Medical Spanish Programs
As a physician-in-traning, your ability to communicate with your patients is
essential to successful patient care. Many medical students – some with little
Spanish skills and others with more advanced skills – are interested in improving
their medical Spanish skills. Indeed these skills can be used locally (a large
percentage of patients who visit BMC and affiliated community health centers
speak Spanish as you will experience during your BMC rotations) and abroad.
Also – the ability to communicate with Spanish-speaking patients provides an
advantage when applying for residency.
There are two (typical) times during the curriculum when students will undertake
medical Spanish programs abroad:
- During the summer between first and second year; and
- During fourth year as a fourth-year elective.
What Program Should I Choose?
Medical Spanish programs abroad have varying degrees of exposure to native
culture and medical clinics. You will need to explore the various programs listed
below to determine which program suits your needs. Some programs have an established
medical Spanish curriculum specifically designed for medical students and health
professionals (i.e., their core mission is to educate medical personnel to better
serve Spanish-speaking patient populations) while other programs focus on Spanish
instruction with medical terminology provided as an adjunct to the curriculum.
- Program Cost: The typical program fees for a four-week elective range
from $1150 to $2500 depending on your choice of program, length of stay, etc.
- Program Components: Each program provides some or all of the following
- Medical Spanish instruction (one-on-one or group)
- Clinical preceptorship/shadowing/observation at local clinics/hospitals
- Cultural competency
- Cultural immersion
The following programs are well-used by first-year students for summer experiences.
These programs also qualify as inside electives for fourth-year students
because of known faculty connections and successful track records. Dr. Sarfaty
is the B.U. mentor for these programs.
NOTE: A medical student cannot receive fourth-year credit for a Medical Spanish
language program unless it is one of the approved programs listed below.
from Director of IH Program, BUSM (Jan. 2010)
students have had good experience with this program. It is well organized
and caters to medical students. The experience is good for students who
want to travel in a group and for those who do not want to be alone in a
place that might be more challenging. The downside is the amount of potential
English (from other students) that might get in the way of learning Spanish
well in a short period of time.
Centro de Estudios de Español Pop Wuj

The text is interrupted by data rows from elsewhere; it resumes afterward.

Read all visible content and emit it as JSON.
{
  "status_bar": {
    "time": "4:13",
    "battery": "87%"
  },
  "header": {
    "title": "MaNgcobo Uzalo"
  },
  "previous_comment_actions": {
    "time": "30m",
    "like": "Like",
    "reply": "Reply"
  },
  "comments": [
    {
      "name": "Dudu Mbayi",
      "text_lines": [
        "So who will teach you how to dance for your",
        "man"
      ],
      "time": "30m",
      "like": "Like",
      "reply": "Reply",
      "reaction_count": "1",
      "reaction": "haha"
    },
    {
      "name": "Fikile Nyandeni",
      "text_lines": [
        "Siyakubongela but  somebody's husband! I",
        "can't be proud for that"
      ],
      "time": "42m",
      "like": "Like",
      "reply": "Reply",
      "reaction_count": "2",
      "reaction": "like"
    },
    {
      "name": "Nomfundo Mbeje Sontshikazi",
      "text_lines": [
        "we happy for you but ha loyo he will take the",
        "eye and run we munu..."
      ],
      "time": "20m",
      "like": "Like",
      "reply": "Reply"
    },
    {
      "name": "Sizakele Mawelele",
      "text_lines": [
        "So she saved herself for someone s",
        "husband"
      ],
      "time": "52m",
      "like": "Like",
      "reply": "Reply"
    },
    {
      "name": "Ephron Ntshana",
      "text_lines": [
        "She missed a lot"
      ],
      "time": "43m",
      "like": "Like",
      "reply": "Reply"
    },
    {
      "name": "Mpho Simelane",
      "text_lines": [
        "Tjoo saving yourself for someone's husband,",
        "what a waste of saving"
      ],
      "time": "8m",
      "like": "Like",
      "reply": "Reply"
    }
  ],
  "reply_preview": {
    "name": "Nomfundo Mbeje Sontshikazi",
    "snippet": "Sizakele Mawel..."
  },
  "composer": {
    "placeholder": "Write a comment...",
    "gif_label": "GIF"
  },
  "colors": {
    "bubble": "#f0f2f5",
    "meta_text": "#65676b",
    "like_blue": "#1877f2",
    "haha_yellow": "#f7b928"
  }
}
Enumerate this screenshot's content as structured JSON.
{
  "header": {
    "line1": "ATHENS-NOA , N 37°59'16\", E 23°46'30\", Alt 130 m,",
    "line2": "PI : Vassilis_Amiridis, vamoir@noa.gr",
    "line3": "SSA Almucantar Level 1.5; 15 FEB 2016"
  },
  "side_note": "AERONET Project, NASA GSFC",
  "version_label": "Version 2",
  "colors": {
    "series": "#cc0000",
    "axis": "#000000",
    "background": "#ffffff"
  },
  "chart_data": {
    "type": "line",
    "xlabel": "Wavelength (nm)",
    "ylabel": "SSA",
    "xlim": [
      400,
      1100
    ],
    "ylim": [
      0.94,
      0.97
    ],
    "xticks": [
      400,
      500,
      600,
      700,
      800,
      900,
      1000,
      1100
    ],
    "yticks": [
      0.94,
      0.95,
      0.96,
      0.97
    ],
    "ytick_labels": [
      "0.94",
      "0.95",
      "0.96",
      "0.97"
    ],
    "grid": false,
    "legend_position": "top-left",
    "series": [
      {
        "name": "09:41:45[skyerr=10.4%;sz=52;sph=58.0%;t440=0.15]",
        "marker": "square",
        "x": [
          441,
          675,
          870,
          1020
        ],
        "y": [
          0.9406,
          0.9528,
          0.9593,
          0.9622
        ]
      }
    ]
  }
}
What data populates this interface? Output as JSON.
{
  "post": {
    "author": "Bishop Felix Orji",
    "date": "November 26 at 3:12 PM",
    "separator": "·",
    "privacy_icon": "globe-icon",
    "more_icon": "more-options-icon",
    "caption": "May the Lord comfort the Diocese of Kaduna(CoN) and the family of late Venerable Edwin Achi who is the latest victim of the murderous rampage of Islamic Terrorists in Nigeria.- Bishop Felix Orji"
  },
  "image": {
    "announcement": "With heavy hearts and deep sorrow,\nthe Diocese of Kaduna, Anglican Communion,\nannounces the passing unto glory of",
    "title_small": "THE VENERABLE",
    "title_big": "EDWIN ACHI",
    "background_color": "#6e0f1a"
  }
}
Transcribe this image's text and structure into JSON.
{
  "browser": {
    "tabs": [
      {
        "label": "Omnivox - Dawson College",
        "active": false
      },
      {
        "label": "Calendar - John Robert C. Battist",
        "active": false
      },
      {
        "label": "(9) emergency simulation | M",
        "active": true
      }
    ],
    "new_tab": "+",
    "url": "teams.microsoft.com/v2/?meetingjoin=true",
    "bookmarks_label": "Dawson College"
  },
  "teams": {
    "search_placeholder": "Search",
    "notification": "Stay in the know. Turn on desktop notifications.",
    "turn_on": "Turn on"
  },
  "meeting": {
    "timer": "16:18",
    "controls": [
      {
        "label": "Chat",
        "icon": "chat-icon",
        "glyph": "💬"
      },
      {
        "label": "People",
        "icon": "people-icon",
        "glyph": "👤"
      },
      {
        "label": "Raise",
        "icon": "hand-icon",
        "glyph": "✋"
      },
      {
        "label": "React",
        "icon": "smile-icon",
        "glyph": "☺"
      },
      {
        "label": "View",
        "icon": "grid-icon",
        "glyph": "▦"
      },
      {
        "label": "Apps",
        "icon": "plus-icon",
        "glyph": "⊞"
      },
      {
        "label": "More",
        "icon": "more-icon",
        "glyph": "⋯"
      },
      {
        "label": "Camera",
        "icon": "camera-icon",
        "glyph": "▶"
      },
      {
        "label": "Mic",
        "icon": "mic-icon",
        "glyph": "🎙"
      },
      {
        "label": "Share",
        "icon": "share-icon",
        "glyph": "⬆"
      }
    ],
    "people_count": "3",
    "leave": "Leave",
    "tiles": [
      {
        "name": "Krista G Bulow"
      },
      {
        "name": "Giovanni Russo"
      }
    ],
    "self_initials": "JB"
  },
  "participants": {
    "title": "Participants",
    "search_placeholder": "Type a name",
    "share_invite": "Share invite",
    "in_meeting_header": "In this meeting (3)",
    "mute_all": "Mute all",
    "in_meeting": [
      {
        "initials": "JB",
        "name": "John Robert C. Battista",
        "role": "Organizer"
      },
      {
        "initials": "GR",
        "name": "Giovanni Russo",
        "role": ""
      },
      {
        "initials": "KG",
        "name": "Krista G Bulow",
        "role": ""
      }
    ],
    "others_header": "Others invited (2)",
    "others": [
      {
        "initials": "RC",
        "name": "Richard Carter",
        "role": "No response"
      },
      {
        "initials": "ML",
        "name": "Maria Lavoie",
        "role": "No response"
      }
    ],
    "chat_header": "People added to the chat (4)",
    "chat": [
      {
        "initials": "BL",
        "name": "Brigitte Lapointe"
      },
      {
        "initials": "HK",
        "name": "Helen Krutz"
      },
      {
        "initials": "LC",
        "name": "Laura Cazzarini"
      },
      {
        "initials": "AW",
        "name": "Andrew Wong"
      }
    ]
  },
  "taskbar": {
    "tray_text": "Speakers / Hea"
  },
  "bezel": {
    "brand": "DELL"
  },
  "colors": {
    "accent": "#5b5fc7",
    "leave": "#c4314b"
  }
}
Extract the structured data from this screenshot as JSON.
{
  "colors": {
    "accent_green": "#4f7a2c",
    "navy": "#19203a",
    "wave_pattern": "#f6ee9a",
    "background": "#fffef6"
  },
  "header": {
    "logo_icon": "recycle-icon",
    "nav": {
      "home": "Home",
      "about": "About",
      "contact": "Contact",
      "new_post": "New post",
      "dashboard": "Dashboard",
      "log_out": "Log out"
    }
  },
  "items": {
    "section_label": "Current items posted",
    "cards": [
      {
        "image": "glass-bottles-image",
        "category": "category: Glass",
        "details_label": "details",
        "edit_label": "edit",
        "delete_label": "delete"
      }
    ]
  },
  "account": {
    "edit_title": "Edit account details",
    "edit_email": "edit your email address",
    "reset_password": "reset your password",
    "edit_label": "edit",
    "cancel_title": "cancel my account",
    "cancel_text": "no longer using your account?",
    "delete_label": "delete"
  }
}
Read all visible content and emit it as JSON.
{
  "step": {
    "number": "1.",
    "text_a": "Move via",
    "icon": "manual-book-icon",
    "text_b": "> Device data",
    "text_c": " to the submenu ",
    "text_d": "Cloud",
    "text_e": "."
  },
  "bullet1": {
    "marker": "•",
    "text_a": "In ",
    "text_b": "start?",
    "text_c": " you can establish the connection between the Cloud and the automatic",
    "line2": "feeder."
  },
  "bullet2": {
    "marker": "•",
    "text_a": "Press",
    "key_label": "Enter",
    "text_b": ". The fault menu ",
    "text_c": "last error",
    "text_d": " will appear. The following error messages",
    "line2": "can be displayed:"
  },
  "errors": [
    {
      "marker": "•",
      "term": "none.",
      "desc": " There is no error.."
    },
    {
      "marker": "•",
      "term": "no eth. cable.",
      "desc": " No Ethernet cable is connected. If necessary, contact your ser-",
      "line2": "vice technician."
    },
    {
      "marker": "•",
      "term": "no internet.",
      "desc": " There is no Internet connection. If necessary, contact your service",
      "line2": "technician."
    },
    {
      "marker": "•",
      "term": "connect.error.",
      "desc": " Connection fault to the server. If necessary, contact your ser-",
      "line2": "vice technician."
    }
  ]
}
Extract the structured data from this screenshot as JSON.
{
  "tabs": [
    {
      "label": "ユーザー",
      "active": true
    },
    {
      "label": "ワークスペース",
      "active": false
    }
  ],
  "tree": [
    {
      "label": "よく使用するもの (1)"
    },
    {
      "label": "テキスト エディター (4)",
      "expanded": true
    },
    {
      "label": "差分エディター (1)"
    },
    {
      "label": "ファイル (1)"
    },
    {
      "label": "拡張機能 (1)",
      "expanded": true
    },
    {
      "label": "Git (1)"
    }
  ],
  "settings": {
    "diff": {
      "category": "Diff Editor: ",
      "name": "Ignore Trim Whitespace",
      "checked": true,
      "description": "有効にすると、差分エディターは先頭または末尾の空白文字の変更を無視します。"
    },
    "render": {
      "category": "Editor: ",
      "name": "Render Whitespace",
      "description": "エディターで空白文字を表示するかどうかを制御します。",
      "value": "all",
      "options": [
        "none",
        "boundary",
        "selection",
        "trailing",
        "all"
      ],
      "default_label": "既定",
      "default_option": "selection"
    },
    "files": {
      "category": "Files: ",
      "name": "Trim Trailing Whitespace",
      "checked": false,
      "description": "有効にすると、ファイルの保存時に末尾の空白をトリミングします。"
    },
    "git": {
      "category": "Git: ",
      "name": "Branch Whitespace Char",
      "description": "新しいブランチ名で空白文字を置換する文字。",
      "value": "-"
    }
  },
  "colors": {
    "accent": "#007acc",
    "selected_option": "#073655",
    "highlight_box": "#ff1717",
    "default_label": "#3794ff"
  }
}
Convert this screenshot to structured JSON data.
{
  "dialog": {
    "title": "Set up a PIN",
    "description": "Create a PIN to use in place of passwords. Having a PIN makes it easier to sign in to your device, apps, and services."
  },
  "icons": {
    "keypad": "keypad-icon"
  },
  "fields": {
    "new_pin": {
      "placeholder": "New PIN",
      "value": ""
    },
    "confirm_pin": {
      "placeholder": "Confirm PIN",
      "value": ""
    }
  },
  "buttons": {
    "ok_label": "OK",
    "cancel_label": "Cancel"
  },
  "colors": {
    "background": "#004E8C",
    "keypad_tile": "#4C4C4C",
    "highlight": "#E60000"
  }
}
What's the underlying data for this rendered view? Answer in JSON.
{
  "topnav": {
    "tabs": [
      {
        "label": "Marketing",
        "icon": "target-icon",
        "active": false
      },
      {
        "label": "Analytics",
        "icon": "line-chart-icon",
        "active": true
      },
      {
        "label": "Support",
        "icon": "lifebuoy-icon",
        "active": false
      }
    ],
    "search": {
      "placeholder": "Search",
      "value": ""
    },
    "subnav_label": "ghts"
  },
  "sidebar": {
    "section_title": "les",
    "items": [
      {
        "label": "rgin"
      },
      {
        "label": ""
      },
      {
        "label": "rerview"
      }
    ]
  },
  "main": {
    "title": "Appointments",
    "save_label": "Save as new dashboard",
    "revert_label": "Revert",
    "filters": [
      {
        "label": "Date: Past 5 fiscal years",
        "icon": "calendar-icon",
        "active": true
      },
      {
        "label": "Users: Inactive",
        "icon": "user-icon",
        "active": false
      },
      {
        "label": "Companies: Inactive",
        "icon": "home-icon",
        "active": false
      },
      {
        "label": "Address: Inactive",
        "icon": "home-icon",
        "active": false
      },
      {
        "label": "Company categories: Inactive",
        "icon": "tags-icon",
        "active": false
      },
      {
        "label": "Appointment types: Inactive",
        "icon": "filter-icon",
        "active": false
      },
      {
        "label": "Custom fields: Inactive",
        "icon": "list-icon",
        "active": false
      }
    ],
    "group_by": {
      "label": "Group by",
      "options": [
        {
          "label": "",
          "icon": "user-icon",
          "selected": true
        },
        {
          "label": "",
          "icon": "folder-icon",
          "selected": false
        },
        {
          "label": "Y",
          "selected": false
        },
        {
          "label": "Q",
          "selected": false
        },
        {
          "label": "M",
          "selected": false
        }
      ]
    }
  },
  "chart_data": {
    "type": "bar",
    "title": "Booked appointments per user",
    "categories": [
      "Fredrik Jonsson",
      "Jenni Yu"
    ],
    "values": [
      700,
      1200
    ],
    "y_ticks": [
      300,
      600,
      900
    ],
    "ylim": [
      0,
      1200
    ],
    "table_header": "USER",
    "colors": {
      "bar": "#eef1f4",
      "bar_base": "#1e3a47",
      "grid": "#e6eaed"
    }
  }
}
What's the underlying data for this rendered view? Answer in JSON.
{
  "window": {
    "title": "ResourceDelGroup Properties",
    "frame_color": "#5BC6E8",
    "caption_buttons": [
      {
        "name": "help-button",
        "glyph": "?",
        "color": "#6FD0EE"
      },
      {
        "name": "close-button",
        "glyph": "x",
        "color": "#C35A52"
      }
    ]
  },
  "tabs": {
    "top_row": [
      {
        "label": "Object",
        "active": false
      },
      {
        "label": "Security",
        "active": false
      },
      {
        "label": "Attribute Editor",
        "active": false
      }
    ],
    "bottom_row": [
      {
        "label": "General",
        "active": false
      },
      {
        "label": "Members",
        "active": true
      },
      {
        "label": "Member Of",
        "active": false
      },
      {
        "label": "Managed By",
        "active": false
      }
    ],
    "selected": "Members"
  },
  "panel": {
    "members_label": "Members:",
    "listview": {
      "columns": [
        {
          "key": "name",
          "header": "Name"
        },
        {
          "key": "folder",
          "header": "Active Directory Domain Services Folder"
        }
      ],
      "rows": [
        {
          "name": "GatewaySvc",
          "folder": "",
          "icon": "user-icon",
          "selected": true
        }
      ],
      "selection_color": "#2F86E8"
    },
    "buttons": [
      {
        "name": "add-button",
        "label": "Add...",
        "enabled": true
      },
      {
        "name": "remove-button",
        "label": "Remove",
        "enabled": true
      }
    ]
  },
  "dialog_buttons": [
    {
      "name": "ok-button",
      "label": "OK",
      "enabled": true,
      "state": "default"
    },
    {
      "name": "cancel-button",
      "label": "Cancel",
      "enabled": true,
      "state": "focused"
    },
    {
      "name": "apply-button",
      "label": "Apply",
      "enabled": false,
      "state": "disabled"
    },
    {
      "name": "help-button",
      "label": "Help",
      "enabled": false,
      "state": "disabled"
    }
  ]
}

|Guatemala||In the past, this
group has had problems with organization. Recently logistical issues appear
to be improved. The very positive feature of this program is the relative
paucity of tourists in this region and the ability to really ‘dig in’ and
learn Spanish in a rural setting. It is reportedly in a safe area of Guatemala.
There have been safety issues in the very touristy city of Antigua (and
there is easy access to get there and to Lake Atitlan) for weekend trips.
Medical Spanish Institute
|Ecuador||This program is|
run by a U.S.-based (Univ. of Texas) family physician (Dr. Jorge Duchicela) who is originally from Ecuador. He works closely with local colleagues and family members to provide a quality program tailored to U.S. medical students. Dr. Duchicela is extremely accommodating for
to our students to provide successful learning experiences outside the classroom. B.U. medical students participate in the Cacha program more than any other medical Spanish program and the length of stay ranges from one to nine months. This program will accommodate students with all levels of Spanish fluency. The program is located in a rural, remote area.
Family Health International
|Latin America||CFHI is a very
well-organized program developed by a physician at Stanford to address the
needs of US medical students as well as local in-country partners. This
NGO has received commendation/support from the Gates Foundation for their
model. Their programs are highly structured and serve best those students
who have never been abroad and want a guided experience to learn some medical
Spanish and participate in community service in a controlled safe setting.
The downside to CFHI is the fees but fees are reinvested to sustain programs
in the local communities.
Health Central American Institute (IHCAI)
|Costa Rica||Developed by Dr.
Mario Tristan, a respected colleague, IHCAI is geared for American medical
students. Dr. Tristan has worked closely with GHEC
(a consortium of faculty/health care educators dedicated to global health
education) to develop and tailor his program to student needs. Benefits
are: 1) the onsite presence of a colleague who is very receptive to our students; and 2) being in Costa Rica, a delightful country to visit and easy
to get around in from a safety and cost perspective (i.e. weekend trips).
Downside is the presence of other English speaking students, location in
a big city, and potential exposure to medicine that is not dramatically
different from the US. IHCAI is suitable program for students with limited exposure
to Latin America and/or safety concerns. This program will accommodate students with all levels of Spanish fluency.
Spanish/International Health Course (sponsored by the Univ. of Nebraska
Pirtle at University
of Nebraska, International Studies and Programs worked diligently over
the years to create a strong program in medical Spanish for first- and fourth-year
students in Guatemala. The program was well organized, academic, fun, and
very well attended. Due to safety concerns in Guatemala, her program moved
to Nicaragua. I do not have feedback on recent participants; however, based
upon her track record of organization and educational mission, I suspect
this model is very similar in a new and safe location. Contact Sara
for more details.